You can own gold bars, similar to the ones at Fort Knox.
You may not be able to visit the nation's bullion depository, but you can own gold bars that are similar to the ones stored in the vaults of Fort Knox. There are many advantages to buying gold bars, advantages that the U.S. Treasury appreciates firsthand.
- Gold bars make high-volume gold diversification easy. Gold bars are one of the fastest ways you can build your precious metals portfolio, essentially in as little time as it takes to process your payment and ship your order. When time is of the essence, buying gold in the form of a 1-kilo gold bar (32.5 ounces of .999 pure gold) can be your fastest route to large-scale gold ownership.
- Gold bars offer more ounces of gold, for less. You can generally purchase more ounces of gold for less than if you bought the same amount of gold as individual coins.
- Gold bars are simple to store at home.

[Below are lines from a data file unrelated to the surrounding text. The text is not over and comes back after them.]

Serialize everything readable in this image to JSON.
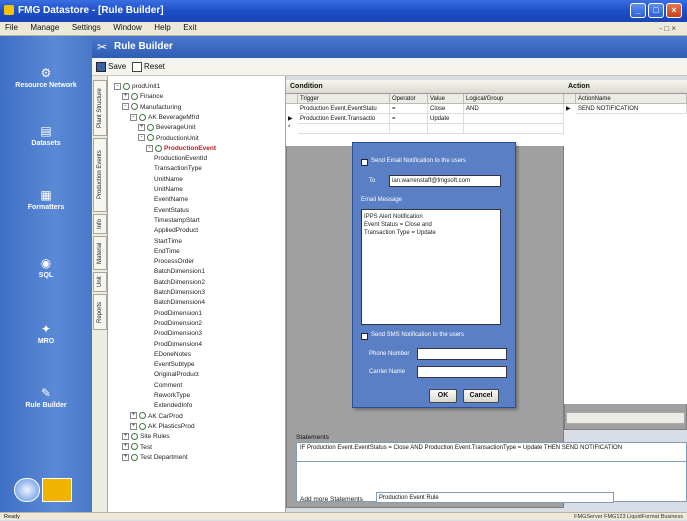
{
  "window": {
    "title": "FMG Datastore - [Rule Builder]",
    "btn_min": "_",
    "btn_max": "□",
    "btn_close": "×"
  },
  "menu": {
    "items": [
      "File",
      "Manage",
      "Settings",
      "Window",
      "Help",
      "Exit"
    ],
    "right": "- □ ×"
  },
  "nav": {
    "items": [
      {
        "label": "Resource Network",
        "icon": "network-icon"
      },
      {
        "label": "Datasets",
        "icon": "datasets-icon"
      },
      {
        "label": "Formatters",
        "icon": "formatter-icon"
      },
      {
        "label": "SQL",
        "icon": "sql-icon"
      },
      {
        "label": "MRO",
        "icon": "mro-icon"
      },
      {
        "label": "Rule Builder",
        "icon": "rule-builder-icon"
      }
    ]
  },
  "header": {
    "title": "Rule Builder"
  },
  "toolbar": {
    "save": "Save",
    "reset": "Reset"
  },
  "vtabs": [
    "Plant Structure",
    "Production Events",
    "Info",
    "Material",
    "Unit",
    "Reports"
  ],
  "tree": [
    {
      "label": "prodUnit1",
      "indent": 0,
      "exp": "-"
    },
    {
      "label": "Finance",
      "indent": 1,
      "exp": "+"
    },
    {
      "label": "Manufacturing",
      "indent": 1,
      "exp": "-"
    },
    {
      "label": "AK BeverageMfrd",
      "indent": 2,
      "exp": "-"
    },
    {
      "label": "BeverageUnit",
      "indent": 3,
      "exp": "+"
    },
    {
      "label": "ProductionUnit",
      "indent": 3,
      "exp": "-"
    },
    {
      "label": "ProductionEvent",
      "indent": 4,
      "exp": "-",
      "selected": true
    },
    {
      "label": "ProductionEventId",
      "indent": 5
    },
    {
      "label": "TransactionType",
      "indent": 5
    },
    {
      "label": "UnitName",
      "indent": 5
    },
    {
      "label": "UnitName",
      "indent": 5
    },
    {
      "label": "EventName",
      "indent": 5
    },
    {
      "label": "EventStatus",
      "indent": 5
    },
    {
      "label": "TimestampStart",
      "indent": 5
    },
    {
      "label": "AppliedProduct",
      "indent": 5
    },
    {
      "label": "StartTime",
      "indent": 5
    },
    {
      "label": "EndTime",
      "indent": 5
    },
    {
      "label": "ProcessOrder",
      "indent": 5
    },
    {
      "label": "BatchDimension1",
      "indent": 5
    },
    {
      "label": "BatchDimension2",
      "indent": 5
    },
    {
      "label": "BatchDimension3",
      "indent": 5
    },
    {
      "label": "BatchDimension4",
      "indent": 5
    },
    {
      "label": "ProdDimension1",
      "indent": 5
    },
    {
      "label": "ProdDimension2",
      "indent": 5
    },
    {
      "label": "ProdDimension3",
      "indent": 5
    },
    {
      "label": "ProdDimension4",
      "indent": 5
    },
    {
      "label": "EDoneNotes",
      "indent": 5
    },
    {
      "label": "EventSubtype",
      "indent": 5
    },
    {
      "label": "OriginalProduct",
      "indent": 5
    },
    {
      "label": "Comment",
      "indent": 5
    },
    {
      "label": "ReworkType",
      "indent": 5
    },
    {
      "label": "ExtendedInfo",
      "indent": 5
    },
    {
      "label": "AK CarProd",
      "indent": 2,
      "exp": "+"
    },
    {
      "label": "AK PlasticsProd",
      "indent": 2,
      "exp": "+"
    },
    {
      "label": "Site Rules",
      "indent": 1,
      "exp": "+"
    },
    {
      "label": "Test",
      "indent": 1,
      "exp": "+"
    },
    {
      "label": "Test Department",
      "indent": 1,
      "exp": "+"
    }
  ],
  "condition": {
    "title": "Condition",
    "headers": [
      "Trigger",
      "Operator",
      "Value",
      "Logical/Group"
    ],
    "rows": [
      {
        "marker": "",
        "trigger": "Production Event.EventStatu",
        "op": "=",
        "value": "Close",
        "logic": "AND"
      },
      {
        "marker": "▶",
        "trigger": "Production Event.Transactio",
        "op": "=",
        "value": "Update",
        "logic": ""
      },
      {
        "marker": "*",
        "trigger": "",
        "op": "",
        "value": "",
        "logic": ""
      }
    ]
  },
  "action": {
    "title": "Action",
    "header": "ActionName",
    "rows": [
      {
        "marker": "▶",
        "name": "SEND NOTIFICATION"
      }
    ]
  },
  "dialog": {
    "email_check_label": "Send Email Notification to the users",
    "to_label": "To",
    "to_value": "ian.warrenstaff@fmgsoft.com",
    "message_label": "Email Message",
    "message_lines": [
      "IPPS Alert Notification",
      "Event Status = Close and",
      "Transaction Type = Update"
    ],
    "sms_check_label": "Send SMS Notification to the users",
    "sms_field1_label": "Phone Number",
    "sms_field2_label": "Carrier Name",
    "ok": "OK",
    "cancel": "Cancel"
  },
  "statements": {
    "label": "Statements",
    "text": "IF Production Event.EventStatus = Close AND Production Event.TransactionType = Update THEN SEND NOTIFICATION",
    "add_label": "Add more Statements",
    "add_value": "Production Event Rule"
  },
  "status": {
    "left": "Ready",
    "right": "FMGServer  FMG123   LiquidFormat Business"
  }
}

Gold bars can be stacked on top of each other or stored side by side, with or without protective packaging. A gold bar can also take up less space than the same number of ounces in coins, depending on the type of coin and your storage method.
Call 1-844-307-1589 to learn more about buying gold in bulk or about America's history with gold. Knowledgeable Account Executives are standing by to answer your questions. Fort Knox may always be mysterious but buying and owning gold doesn't have to be—especially when you have America's Gold Authority® on your side.